An IT big data and cloud services company with a history of steady, profitable growth and three main business lines, each generating one-third of £10m revenue, was hit by two unforeseen customer problems that threatened the business' survival.
One of the firm's large clients had itself hit financial problems and had stopped trading, leaving £100,000 in bad debt; then, a second client had gone into insolvency, leaving the company with both businesses lost and a £500,000 unrecoverable claim. These events put the business under a severe cash drain. The company also had a third major customer, Nokia, with an annual business of £2m, half of which was paid annually and in advance, but it was still five months away from the renewal date and payment.
The capable financial controller producing cash flow and performance forecasts but had no experience operating under intense creditor pressure. The forecasts showed a viable business with positive cash flow and positive EBITDA, but only if it could navigate through the coming months until the Nokia payment. Creditor recovery actions, however, would not allow sufficient time without a more convincing plan and process. Approaches had been made to potential investors who sought to control the business and offload debts and claims through an insolvency process, and so the company declined the investments.
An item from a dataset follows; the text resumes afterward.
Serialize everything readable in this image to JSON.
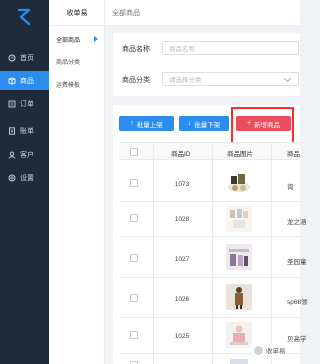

The shareholders were unwilling to lose their business and knew that any insolvency process would risk losing the Nokia contract and future viability.
The CEO approached a turnaround manager, a certified turnaround professional (CTP), who acted outside of insolvency, and instead focused on company rescue through operational improvement and consensual arrangements with creditors and stakeholders. Working in a hands-on, advisory capacity, the CTP advanced cost savings in the less profitable contracts and downsized the business without endangering the core activity. He engaged with key creditors advising on the plans and the enhanced chances of recovery if they cooperated with the plan:
- The CTP identified additional asset based lender (ABL) funding by changing the invoice discounting provider and at the appropriate time with creditors' support
- The ABL funder approached Nokia to bring forward invoicing by three months to provide extra liquidity.
Five months after the engagement, the CTP ended his involvement, leaving the company back at positive EBITDA and positive cash flows and in a strong position to restore old contracts, now on a profitable basis.
Over five months, the business went from the threat of insolvency and loss of key customers and employees to a repositioned business with more profitable contracts and better financial performance.
The moral of this story? The key to survival for the shareholders was not to proceed with insolvency protection but to engage a CTP as a consensual restructuring advisor.
This situation happened before COVID-19 and before the Corporate Insolvency and Governance Act (CIGA) of July 2020. CIGA provides a 20/40-day delay where a company is protected from creditors to present a restructuring business plan for Court approval under the supervision of an insolvency professional (IP).
While the CIGA has its merits, it is unlikely that it would have brought success in this case without a prior engagement with a CTP who could prepare the groundwork for the business plan and save the client base before the engagement with the IP. Just the threat of the delay would probably have been sufficient to keep creditors' support and successful recovery without resorting to CIGA protection.
For SME businesses that see themselves in similar positions as we emerge from problems brought about by the COVID-19 pandemic, help is available through early engagement with a CTP or turnaround specialists who do not practice – and are aware of the risks to shareholder value of – insolvency processes.
The lesson from this case is that it pays to choose your advisors wisely if you want to keep as much control of your business, its value and the recovery process as possible.